- _Task to complete_: Could you repeat all of the entries below, character for character?

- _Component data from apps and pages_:
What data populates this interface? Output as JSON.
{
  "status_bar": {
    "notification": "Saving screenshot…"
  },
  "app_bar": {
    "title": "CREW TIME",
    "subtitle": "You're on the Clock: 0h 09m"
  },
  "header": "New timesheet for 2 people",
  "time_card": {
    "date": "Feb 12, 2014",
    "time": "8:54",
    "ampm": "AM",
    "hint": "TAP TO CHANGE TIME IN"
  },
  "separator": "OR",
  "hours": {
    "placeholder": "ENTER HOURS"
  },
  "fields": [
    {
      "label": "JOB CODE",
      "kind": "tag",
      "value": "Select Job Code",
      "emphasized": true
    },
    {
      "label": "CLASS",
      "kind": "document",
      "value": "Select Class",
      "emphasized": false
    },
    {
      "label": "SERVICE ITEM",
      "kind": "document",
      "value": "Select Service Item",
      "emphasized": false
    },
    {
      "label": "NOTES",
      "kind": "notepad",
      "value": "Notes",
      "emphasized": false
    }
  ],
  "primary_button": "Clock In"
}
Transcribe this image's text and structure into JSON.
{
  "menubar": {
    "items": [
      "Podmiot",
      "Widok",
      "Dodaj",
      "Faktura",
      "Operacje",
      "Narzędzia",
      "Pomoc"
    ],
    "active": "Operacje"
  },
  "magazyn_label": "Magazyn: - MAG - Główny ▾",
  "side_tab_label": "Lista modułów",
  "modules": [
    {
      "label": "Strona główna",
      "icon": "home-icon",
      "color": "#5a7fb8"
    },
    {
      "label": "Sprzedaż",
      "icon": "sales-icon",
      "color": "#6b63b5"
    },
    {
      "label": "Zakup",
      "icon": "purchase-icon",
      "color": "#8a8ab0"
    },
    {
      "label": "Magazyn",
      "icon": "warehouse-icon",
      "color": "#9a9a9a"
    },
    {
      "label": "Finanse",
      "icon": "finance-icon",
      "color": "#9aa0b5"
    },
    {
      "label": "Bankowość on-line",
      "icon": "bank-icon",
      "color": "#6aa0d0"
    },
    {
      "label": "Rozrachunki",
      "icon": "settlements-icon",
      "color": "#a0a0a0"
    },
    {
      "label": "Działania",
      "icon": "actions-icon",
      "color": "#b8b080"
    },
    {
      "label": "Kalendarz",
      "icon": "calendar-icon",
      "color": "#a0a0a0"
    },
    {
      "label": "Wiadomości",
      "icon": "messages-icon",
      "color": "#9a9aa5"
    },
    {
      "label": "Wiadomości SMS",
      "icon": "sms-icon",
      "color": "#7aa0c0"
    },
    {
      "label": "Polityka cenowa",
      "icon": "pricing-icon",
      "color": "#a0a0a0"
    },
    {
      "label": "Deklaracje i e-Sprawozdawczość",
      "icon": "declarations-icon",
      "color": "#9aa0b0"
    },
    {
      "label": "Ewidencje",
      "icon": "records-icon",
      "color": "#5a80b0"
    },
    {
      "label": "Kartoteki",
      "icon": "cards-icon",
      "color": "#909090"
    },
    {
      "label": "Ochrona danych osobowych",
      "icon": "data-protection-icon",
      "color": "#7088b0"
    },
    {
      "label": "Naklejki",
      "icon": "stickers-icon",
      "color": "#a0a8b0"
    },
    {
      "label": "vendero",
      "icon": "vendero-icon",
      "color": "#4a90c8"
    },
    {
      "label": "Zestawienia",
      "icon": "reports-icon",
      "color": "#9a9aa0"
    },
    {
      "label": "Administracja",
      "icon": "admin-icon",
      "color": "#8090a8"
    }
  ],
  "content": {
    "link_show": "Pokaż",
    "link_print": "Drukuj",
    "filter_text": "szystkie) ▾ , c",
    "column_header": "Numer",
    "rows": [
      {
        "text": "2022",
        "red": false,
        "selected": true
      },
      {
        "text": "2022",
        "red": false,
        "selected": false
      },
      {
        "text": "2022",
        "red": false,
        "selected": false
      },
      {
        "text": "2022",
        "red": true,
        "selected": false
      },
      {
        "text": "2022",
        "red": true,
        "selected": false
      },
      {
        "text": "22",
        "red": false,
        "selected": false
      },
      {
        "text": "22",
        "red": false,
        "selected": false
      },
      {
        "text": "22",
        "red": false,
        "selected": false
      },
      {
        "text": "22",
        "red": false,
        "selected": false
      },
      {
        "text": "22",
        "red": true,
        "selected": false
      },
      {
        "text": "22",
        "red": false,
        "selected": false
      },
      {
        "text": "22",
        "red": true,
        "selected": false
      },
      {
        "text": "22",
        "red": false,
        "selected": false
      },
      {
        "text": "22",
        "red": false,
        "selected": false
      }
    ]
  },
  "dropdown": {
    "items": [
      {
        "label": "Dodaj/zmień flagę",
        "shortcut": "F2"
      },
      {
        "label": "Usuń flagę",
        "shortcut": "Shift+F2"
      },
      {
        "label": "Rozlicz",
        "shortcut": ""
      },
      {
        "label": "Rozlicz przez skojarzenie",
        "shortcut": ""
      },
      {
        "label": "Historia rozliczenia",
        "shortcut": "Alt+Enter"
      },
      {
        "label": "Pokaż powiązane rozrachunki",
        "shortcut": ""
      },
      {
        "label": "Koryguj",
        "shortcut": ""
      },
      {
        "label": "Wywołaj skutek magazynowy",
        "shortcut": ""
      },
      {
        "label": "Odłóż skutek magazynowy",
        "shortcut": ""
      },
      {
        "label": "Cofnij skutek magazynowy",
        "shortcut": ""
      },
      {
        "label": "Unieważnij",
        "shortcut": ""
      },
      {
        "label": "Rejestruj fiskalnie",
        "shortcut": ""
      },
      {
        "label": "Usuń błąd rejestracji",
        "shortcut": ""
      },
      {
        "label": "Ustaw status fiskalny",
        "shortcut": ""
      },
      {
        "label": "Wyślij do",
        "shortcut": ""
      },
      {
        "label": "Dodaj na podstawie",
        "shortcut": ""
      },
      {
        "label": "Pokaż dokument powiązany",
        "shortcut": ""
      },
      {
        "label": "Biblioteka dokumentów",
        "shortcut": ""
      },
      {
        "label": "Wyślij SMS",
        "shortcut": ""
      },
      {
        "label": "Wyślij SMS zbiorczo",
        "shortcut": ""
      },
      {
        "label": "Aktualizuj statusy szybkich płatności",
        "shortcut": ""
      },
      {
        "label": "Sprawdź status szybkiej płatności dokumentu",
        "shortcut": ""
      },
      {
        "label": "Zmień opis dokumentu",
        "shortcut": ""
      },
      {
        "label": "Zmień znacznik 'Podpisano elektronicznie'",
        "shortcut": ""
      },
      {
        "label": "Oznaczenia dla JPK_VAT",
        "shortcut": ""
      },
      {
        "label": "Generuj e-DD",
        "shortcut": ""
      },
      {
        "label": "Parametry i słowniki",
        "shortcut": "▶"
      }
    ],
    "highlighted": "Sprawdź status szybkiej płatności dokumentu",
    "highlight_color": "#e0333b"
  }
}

- _Response_:
What data populates this interface? Output as JSON.
{
  "status_bar": {
    "notification": "Saving screenshot…"
  },
  "app_bar": {
    "title": "CREW TIME",
    "subtitle": "You're on the Clock: 0h 09m"
  },
  "header": "New timesheet for 2 people",
  "time_card": {
    "date": "Feb 12, 2014",
    "time": "8:54",
    "ampm": "AM",
    "hint": "TAP TO CHANGE TIME IN"
  },
  "separator": "OR",
  "hours": {
    "placeholder": "ENTER HOURS"
  },
  "fields": [
    {
      "label": "JOB CODE",
      "kind": "tag",
      "value": "Select Job Code",
      "emphasized": true
    },
    {
      "label": "CLASS",
      "kind": "document",
      "value": "Select Class",
      "emphasized": false
    },
    {
      "label": "SERVICE ITEM",
      "kind": "document",
      "value": "Select Service Item",
      "emphasized": false
    },
    {
      "label": "NOTES",
      "kind": "notepad",
      "value": "Notes",
      "emphasized": false
    }
  ],
  "primary_button": "Clock In"
}
Transcribe this image's text and structure into JSON.
{
  "menubar": {
    "items": [
      "Podmiot",
      "Widok",
      "Dodaj",
      "Faktura",
      "Operacje",
      "Narzędzia",
      "Pomoc"
    ],
    "active": "Operacje"
  },
  "magazyn_label": "Magazyn: - MAG - Główny ▾",
  "side_tab_label": "Lista modułów",
  "modules": [
    {
      "label": "Strona główna",
      "icon": "home-icon",
      "color": "#5a7fb8"
    },
    {
      "label": "Sprzedaż",
      "icon": "sales-icon",
      "color": "#6b63b5"
    },
    {
      "label": "Zakup",
      "icon": "purchase-icon",
      "color": "#8a8ab0"
    },
    {
      "label": "Magazyn",
      "icon": "warehouse-icon",
      "color": "#9a9a9a"
    },
    {
      "label": "Finanse",
      "icon": "finance-icon",
      "color": "#9aa0b5"
    },
    {
      "label": "Bankowość on-line",
      "icon": "bank-icon",
      "color": "#6aa0d0"
    },
    {
      "label": "Rozrachunki",
      "icon": "settlements-icon",
      "color": "#a0a0a0"
    },
    {
      "label": "Działania",
      "icon": "actions-icon",
      "color": "#b8b080"
    },
    {
      "label": "Kalendarz",
      "icon": "calendar-icon",
      "color": "#a0a0a0"
    },
    {
      "label": "Wiadomości",
      "icon": "messages-icon",
      "color": "#9a9aa5"
    },
    {
      "label": "Wiadomości SMS",
      "icon": "sms-icon",
      "color": "#7aa0c0"
    },
    {
      "label": "Polityka cenowa",
      "icon": "pricing-icon",
      "color": "#a0a0a0"
    },
    {
      "label": "Deklaracje i e-Sprawozdawczość",
      "icon": "declarations-icon",
      "color": "#9aa0b0"
    },
    {
      "label": "Ewidencje",
      "icon": "records-icon",
      "color": "#5a80b0"
    },
    {
      "label": "Kartoteki",
      "icon": "cards-icon",
      "color": "#909090"
    },
    {
      "label": "Ochrona danych osobowych",
      "icon": "data-protection-icon",
      "color": "#7088b0"
    },
    {
      "label": "Naklejki",
      "icon": "stickers-icon",
      "color": "#a0a8b0"
    },
    {
      "label": "vendero",
      "icon": "vendero-icon",
      "color": "#4a90c8"
    },
    {
      "label": "Zestawienia",
      "icon": "reports-icon",
      "color": "#9a9aa0"
    },
    {
      "label": "Administracja",
      "icon": "admin-icon",
      "color": "#8090a8"
    }
  ],
  "content": {
    "link_show": "Pokaż",
    "link_print": "Drukuj",
    "filter_text": "szystkie) ▾ , c",
    "column_header": "Numer",
    "rows": [
      {
        "text": "2022",
        "red": false,
        "selected": true
      },
      {
        "text": "2022",
        "red": false,
        "selected": false
      },
      {
        "text": "2022",
        "red": false,
        "selected": false
      },
      {
        "text": "2022",
        "red": true,
        "selected": false
      },
      {
        "text": "2022",
        "red": true,
        "selected": false
      },
      {
        "text": "22",
        "red": false,
        "selected": false
      },
      {
        "text": "22",
        "red": false,
        "selected": false
      },
      {
        "text": "22",
        "red": false,
        "selected": false
      },
      {
        "text": "22",
        "red": false,
        "selected": false
      },
      {
        "text": "22",
        "red": true,
        "selected": false
      },
      {
        "text": "22",
        "red": false,
        "selected": false
      },
      {
        "text": "22",
        "red": true,
        "selected": false
      },
      {
        "text": "22",
        "red": false,
        "selected": false
      },
      {
        "text": "22",
        "red": false,
        "selected": false
      }
    ]
  },
  "dropdown": {
    "items": [
      {
        "label": "Dodaj/zmień flagę",
        "shortcut": "F2"
      },
      {
        "label": "Usuń flagę",
        "shortcut": "Shift+F2"
      },
      {
        "label": "Rozlicz",
        "shortcut": ""
      },
      {
        "label": "Rozlicz przez skojarzenie",
        "shortcut": ""
      },
      {
        "label": "Historia rozliczenia",
        "shortcut": "Alt+Enter"
      },
      {
        "label": "Pokaż powiązane rozrachunki",
        "shortcut": ""
      },
      {
        "label": "Koryguj",
        "shortcut": ""
      },
      {
        "label": "Wywołaj skutek magazynowy",
        "shortcut": ""
      },
      {
        "label": "Odłóż skutek magazynowy",
        "shortcut": ""
      },
      {
        "label": "Cofnij skutek magazynowy",
        "shortcut": ""
      },
      {
        "label": "Unieważnij",
        "shortcut": ""
      },
      {
        "label": "Rejestruj fiskalnie",
        "shortcut": ""
      },
      {
        "label": "Usuń błąd rejestracji",
        "shortcut": ""
      },
      {
        "label": "Ustaw status fiskalny",
        "shortcut": ""
      },
      {
        "label": "Wyślij do",
        "shortcut": ""
      },
      {
        "label": "Dodaj na podstawie",
        "shortcut": ""
      },
      {
        "label": "Pokaż dokument powiązany",
        "shortcut": ""
      },
      {
        "label": "Biblioteka dokumentów",
        "shortcut": ""
      },
      {
        "label": "Wyślij SMS",
        "shortcut": ""
      },
      {
        "label": "Wyślij SMS zbiorczo",
        "shortcut": ""
      },
      {
        "label": "Aktualizuj statusy szybkich płatności",
        "shortcut": ""
      },
      {
        "label": "Sprawdź status szybkiej płatności dokumentu",
        "shortcut": ""
      },
      {
        "label": "Zmień opis dokumentu",
        "shortcut": ""
      },
      {
        "label": "Zmień znacznik 'Podpisano elektronicznie'",
        "shortcut": ""
      },
      {
        "label": "Oznaczenia dla JPK_VAT",
        "shortcut": ""
      },
      {
        "label": "Generuj e-DD",
        "shortcut": ""
      },
      {
        "label": "Parametry i słowniki",
        "shortcut": "▶"
      }
    ],
    "highlighted": "Sprawdź status szybkiej płatności dokumentu",
    "highlight_color": "#e0333b"
  }
}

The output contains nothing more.